OK, some might turn out to be utter fools and shameless charlatans. Others might have bad breath, bad hair and a bad attitude.
Some might even become your anti-hero before very long.
But when it comes to the gods of rock and the main men of metal it’s the exception, rather than the rule, if they don’t turn out to be top blokes.
Take Alice Cooper. As a kid I watched him steal the show with his cameo in Wayne’s World and a decade later I landed on his tour bus.
Star struck? I was shaking like the proverbial leaf.

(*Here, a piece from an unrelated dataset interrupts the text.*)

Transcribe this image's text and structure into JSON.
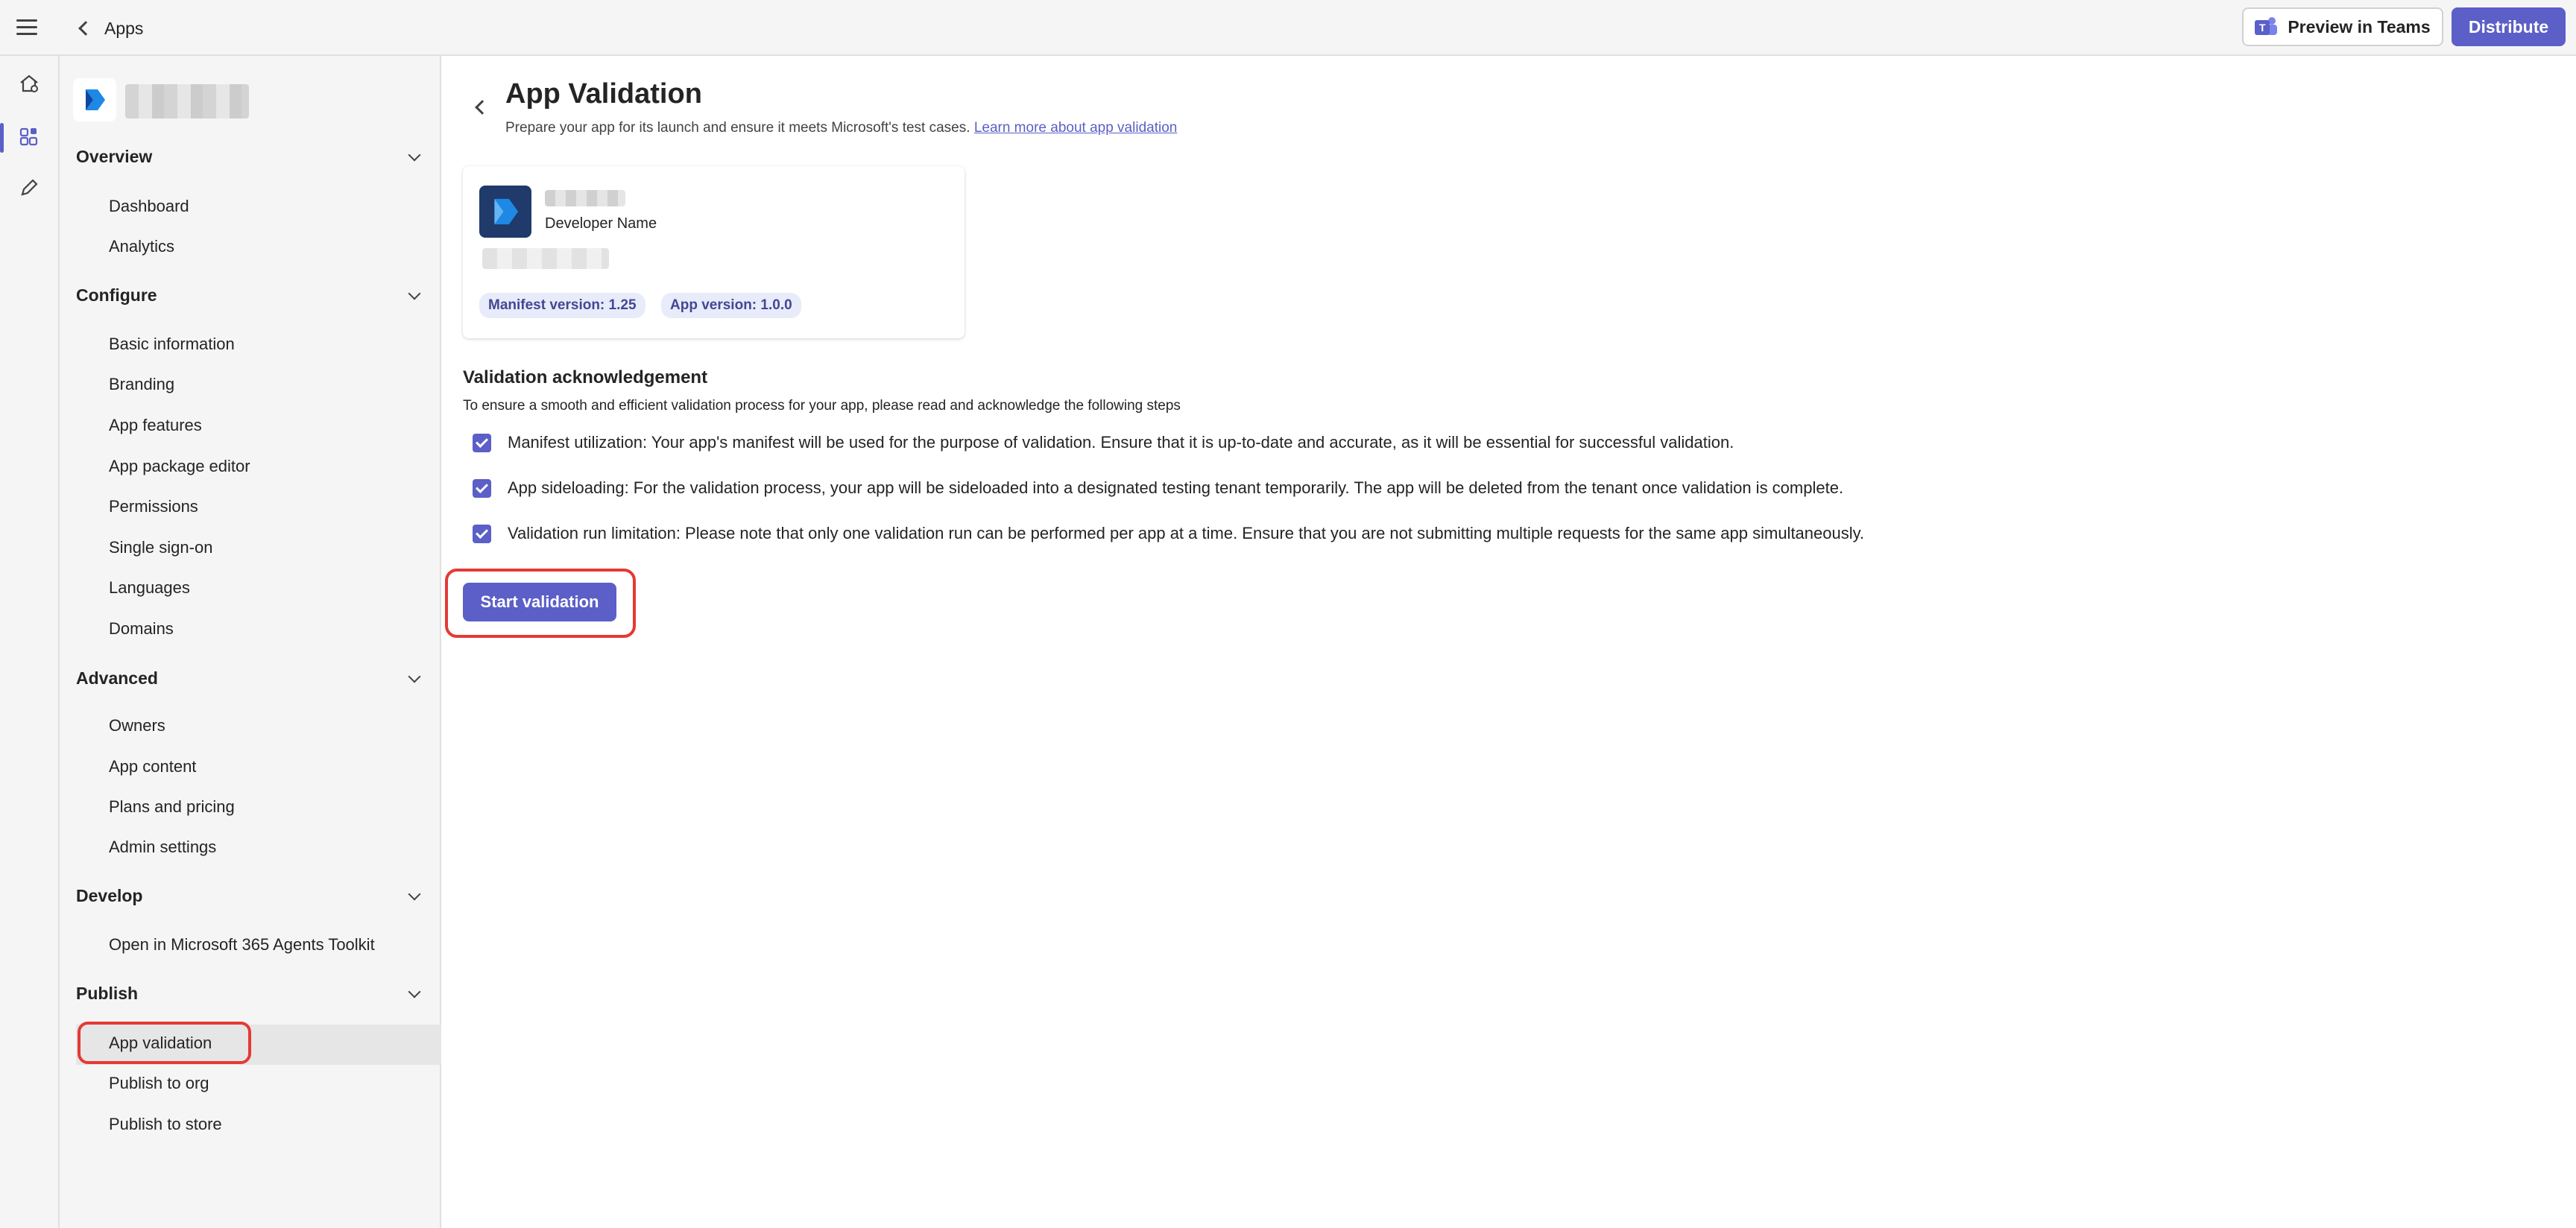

But then you should have seen my mate.
Happily assuming the role of Garth he sat, open mouthed and speechless, for half an hour unable to come to terms with his audience with the Coopster.
And yet during those 30 memorable minutes one of rock’s greatest living legends proved himself to be the perfect gent and a great interviewee.
Happy to talk about music, what he really wanted was to chew the fat on golf, politics and travel.
And talking of politics that was a subject close to the heart of David Coverdale the first day I met the Whitesnake crooner at his best pal’s Newcastle hotel.
There to promote his new solo record the conversation quickly moved to the state of the nation – a country he quit for North America some years ago.
Another Teessider to swap the UK for a country pile on the other side of the Pond is Free cum Queen frontman Paul Rodgers.
And there is another perfect example of why it’s a kind of magic when you meet your heroes.
Backstage at Newcastle’s City Hall the Voice made all his guests feel at ease. He broke off from a family get-together in his dressing room to talk all things rock.
And he spent a great deal of time talking to the nurse who had looked after one of his closest friends during a serious illness.
This is a man who has fronted some of the biggest bands in the world, a man who has millions in the bank and a man who probably needs a few early nights.
But like Cooper and Coverdale there is a reason why Paul Rodgers is a rock hero. And the more heroes I meet, the better.